Facilities


It is vital to ensure that there are adequate facilities on campus for trans and gender diverse students, staff and visitors. This includes both gender-neutral facilities and access to men's / women's facilities, depending on the needs of each individual. 

Findings and Experiences


Our research suggests that many trans and non-binary people do not feel comfortable or safe in gendered facilities (i.e. facilities for men or for women), as these can be spaces where they face prejudice, hostility and ridicule. These concerns are often related to being visibly trans or gender diverse (or 'not passing'), and being challenged or threatened by other users of the facilities. The TransEdu Scotland research also found that there was a general lack of gender-neutral toilet provision across Scottish college and university campuses. As a result, many students and staff would purposefully avoid using the toilet at all whilst at college, university or work. Others would regularly have to make a twenty minute round-trip to the nearest gender-neutral toilet on campus.


Toilets and Changing Facilities


Trans and non-binary people should be able and empowered to use the toilet facilities of their choosing. There is no UK legislation that governs access to gendered facilities such as toilets and changing rooms. However, individual institutions, organisations and companies may have policies in place, such as policies that explicitly support trans and non-binary people in accessing the facilities most appropriate to them. 

 

Gender-Neutral Facilities


Many trans and non-binary do not necessarily feel comfortable or safe in single gender facilities for a variety of reasons, as discussed previously. The need for gender-neutral facilities emerged as a significant issue throughout the TransEdu Scotland research, which is also reflected in increasing practice and provision  across the UK. 

It is vital to ensure that there are a number of gender neutral toilet facilities across your campus, alongside gender-neutral changing facilities in Sports Centres, laboratories, and on professional placements, etc.

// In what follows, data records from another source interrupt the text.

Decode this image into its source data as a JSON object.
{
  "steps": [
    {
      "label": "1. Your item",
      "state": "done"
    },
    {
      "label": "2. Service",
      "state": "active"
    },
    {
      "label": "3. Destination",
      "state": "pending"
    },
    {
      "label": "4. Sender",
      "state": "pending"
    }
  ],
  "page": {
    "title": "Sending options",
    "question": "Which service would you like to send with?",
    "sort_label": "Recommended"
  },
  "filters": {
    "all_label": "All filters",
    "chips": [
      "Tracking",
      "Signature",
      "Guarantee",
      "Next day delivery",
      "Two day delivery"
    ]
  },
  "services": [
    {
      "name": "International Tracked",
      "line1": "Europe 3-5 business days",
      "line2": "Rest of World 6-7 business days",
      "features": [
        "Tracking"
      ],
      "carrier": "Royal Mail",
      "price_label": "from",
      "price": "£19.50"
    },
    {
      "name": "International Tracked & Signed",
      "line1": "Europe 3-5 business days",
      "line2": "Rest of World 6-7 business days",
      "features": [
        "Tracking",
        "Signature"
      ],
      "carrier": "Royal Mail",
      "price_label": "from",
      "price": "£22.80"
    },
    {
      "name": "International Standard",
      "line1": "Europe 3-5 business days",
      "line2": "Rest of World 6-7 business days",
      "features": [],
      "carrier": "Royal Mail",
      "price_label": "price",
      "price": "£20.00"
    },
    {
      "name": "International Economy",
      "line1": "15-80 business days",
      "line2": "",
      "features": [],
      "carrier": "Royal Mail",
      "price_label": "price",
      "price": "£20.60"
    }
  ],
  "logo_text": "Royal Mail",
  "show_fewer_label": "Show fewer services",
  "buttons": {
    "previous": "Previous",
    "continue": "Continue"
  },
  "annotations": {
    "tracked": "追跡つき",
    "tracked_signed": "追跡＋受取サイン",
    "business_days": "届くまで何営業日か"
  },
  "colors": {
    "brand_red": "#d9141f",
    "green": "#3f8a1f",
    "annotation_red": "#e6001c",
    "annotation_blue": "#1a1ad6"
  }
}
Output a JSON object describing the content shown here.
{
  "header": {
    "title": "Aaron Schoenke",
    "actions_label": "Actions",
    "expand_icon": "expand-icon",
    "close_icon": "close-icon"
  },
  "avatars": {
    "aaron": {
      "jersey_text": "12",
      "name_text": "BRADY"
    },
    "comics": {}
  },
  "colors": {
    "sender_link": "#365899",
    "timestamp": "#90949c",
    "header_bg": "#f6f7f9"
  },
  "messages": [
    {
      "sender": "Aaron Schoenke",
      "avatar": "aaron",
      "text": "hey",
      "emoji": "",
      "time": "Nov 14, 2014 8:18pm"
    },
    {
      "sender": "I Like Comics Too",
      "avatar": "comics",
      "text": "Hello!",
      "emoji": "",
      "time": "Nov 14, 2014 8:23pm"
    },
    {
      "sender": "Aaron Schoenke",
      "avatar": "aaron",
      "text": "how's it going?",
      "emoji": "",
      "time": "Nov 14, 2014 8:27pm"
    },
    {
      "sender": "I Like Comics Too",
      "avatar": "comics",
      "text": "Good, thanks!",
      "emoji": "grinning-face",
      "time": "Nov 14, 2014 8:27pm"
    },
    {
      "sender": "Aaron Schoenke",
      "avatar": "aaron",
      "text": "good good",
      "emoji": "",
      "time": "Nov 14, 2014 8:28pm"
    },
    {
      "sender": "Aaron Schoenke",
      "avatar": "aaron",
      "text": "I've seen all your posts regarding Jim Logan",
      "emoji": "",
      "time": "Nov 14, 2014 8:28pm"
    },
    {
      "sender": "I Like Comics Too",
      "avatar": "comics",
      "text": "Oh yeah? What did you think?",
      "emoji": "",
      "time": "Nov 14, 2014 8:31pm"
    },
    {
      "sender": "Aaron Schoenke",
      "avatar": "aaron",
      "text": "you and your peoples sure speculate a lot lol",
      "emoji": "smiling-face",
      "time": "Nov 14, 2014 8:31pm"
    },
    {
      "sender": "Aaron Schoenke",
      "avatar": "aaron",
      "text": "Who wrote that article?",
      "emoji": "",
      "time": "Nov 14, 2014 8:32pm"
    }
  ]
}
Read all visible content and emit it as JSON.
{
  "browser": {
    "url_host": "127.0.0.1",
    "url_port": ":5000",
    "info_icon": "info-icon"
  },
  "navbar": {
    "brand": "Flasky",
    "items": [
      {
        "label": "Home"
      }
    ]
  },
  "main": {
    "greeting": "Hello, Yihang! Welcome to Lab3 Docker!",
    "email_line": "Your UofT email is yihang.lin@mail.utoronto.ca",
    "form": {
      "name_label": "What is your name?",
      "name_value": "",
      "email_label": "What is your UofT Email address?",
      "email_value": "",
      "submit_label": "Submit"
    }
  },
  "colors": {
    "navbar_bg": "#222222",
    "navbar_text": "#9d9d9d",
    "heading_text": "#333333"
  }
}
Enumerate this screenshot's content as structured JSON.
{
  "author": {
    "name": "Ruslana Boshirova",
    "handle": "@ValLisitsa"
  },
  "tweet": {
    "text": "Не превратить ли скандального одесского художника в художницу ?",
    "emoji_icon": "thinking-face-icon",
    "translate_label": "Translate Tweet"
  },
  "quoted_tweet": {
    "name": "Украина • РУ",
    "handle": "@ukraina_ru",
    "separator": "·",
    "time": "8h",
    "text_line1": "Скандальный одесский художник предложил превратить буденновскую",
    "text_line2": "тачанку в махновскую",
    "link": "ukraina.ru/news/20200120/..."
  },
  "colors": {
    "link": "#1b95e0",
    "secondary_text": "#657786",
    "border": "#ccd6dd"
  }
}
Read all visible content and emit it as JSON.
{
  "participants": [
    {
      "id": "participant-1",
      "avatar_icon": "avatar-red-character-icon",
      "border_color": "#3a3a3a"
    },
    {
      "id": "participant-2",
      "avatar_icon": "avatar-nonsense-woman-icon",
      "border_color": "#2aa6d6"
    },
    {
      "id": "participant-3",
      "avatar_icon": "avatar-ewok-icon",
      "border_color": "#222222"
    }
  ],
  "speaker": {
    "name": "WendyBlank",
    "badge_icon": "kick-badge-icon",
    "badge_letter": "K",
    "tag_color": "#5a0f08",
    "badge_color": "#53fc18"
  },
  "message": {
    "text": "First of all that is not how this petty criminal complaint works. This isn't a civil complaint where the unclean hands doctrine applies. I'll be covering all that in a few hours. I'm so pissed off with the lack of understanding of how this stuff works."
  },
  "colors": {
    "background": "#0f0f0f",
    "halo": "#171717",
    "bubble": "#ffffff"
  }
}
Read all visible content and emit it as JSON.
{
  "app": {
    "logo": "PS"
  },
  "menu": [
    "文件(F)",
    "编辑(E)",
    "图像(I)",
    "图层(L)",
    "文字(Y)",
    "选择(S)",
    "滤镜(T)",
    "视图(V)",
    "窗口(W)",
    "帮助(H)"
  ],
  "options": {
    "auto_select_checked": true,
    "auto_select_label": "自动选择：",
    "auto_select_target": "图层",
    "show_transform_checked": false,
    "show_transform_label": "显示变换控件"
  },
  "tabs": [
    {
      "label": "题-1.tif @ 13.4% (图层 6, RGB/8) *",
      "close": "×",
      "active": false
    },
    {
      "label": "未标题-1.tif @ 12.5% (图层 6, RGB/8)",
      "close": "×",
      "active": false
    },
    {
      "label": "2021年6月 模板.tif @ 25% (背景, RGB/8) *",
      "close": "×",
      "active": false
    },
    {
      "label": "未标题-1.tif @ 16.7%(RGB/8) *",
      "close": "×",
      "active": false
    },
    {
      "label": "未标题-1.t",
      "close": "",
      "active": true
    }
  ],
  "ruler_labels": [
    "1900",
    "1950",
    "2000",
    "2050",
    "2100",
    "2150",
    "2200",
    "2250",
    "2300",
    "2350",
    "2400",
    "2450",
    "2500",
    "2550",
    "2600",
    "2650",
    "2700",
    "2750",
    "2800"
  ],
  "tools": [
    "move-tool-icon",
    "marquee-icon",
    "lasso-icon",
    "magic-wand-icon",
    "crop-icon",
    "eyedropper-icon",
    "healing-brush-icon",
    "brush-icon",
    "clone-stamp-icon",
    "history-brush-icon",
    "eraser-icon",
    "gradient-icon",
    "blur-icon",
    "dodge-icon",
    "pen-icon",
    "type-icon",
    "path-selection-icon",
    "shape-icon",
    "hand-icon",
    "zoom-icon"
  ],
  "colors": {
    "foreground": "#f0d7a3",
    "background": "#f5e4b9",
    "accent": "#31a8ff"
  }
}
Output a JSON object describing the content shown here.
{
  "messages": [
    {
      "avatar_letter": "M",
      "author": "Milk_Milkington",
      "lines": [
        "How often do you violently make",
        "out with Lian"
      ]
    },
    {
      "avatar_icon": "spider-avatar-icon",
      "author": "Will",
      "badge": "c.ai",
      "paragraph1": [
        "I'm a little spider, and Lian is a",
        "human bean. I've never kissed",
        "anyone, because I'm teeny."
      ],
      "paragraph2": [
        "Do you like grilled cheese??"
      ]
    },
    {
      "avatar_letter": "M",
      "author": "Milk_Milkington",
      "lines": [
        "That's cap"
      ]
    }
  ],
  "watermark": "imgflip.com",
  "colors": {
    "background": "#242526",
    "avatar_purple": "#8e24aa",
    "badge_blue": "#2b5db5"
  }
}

There are number of important matters to consider when developing this provision, including location, access and appropriate signage:


From Ellen Murray's Gender Neutral Toilet Signage Toolkit:


"There are a few principles that should be adhered to when building new gender-neutral toilets, or changing existing toilets to gender-neutral. 

  • Facilities should be clearly marked as genderneutral, using appropriate signage 
  • It is not OK only make half the facilities neutral – for example, you shouldn’t make just the women’s facilities gender neutral 
  • You should not only make accessible/disabled toilets gender-neutral – these are needed by disabled people 
  • Sanitary bins and dispensers should be provided in all facilities 
  • Gender neutral facilities should not require a key to open, with the exception of accessible/disabled facilities using a Radar Key or local equivalent 
  • Privacy should be centred in design: full-height doors and partitions in cubicles is best 
  • If building new facilities, limit the number of urinals 
  • Even in facilities not designated as “accessible/disabled”, you should incorporate accessible design throughout" 

(Ellen Murray, 2017, Gender Neutral Toilets Signage: Design templates and good practice kit for venues and communities)


[Images: Front cover and inside view of Ellen Murray, 2017, Gender Neutral Toilets Signage: Design templates and good practice kit for venues and communities]



It is also important to ensure that the gender-neutral facilities are well signposted in order for staff, students and visitors to easily access them. Increasing numbers of institutions and organisations are developing campus maps to denote the location of the gender-neutral facilities. An example of this, from the University of Manchester, can be viewed here.

 

[Image: Gender Neutral Toilet map from the University of Manchester]